SEDIMENTOLOGY AND STRATIGRAPHIC ARCHITECTURE OF QUATERNARY PALEOCHANNEL FILL SUCCESSIONS ALONG THE INNER SHELF OF SOUTH CAROLINA, USA
As part of a 2015 regional sand resource assessment, a dense grid of high resolution subbottom (Chirp) data was acquired off the coast of Folly Beach, South Carolina by the Bureau of Ocean Energy Management (BOEM). These data provide the spatial resolution required to reconstruct paleochannel connectivity and define the internal stratigraphic architecture of paleochannel and paleovalley successions. Paleochannel fills exhibits concentric, asymmetrical, or horizontal geometries reflect varying degrees of erosion, aggradation, and accretion. Paleovalleys exhibit vertical relief of up to 10 meters and apparent widths of up to 3 kilometers. Within paleovalleys, individual channels are arranged in both multistory and multilateral configurations that are the result of changes in localized autogenic processes as well as regional allogenic controls that influenced accommodation.
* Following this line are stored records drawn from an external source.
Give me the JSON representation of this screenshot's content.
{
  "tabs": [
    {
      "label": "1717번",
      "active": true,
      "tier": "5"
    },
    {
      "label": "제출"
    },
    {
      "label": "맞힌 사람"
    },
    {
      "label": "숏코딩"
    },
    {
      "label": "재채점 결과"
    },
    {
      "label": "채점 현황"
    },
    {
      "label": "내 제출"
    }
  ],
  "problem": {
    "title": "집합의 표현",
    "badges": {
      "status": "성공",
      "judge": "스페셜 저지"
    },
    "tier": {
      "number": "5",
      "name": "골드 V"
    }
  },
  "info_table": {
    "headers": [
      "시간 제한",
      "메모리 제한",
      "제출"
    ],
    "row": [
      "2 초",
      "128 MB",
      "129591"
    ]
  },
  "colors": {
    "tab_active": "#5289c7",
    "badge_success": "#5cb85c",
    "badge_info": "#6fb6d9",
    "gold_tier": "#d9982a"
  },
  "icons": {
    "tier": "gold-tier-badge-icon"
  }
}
In addition to geophysical data, 52 meters of sediment core recovered from 9 locations provide the control necessary to reconstruct depositional processes associated with this architecture. Detailed physical descriptions including sediment composition, lithology, and physical structures; geochemical analysis; 14C dating; and AAR age estimates of cored intervals reveal channel fill that was deposited during the mid-Holocene and was dominated by tidally-influenced processes in low to mixed energy, estuarine and backbarrier settings.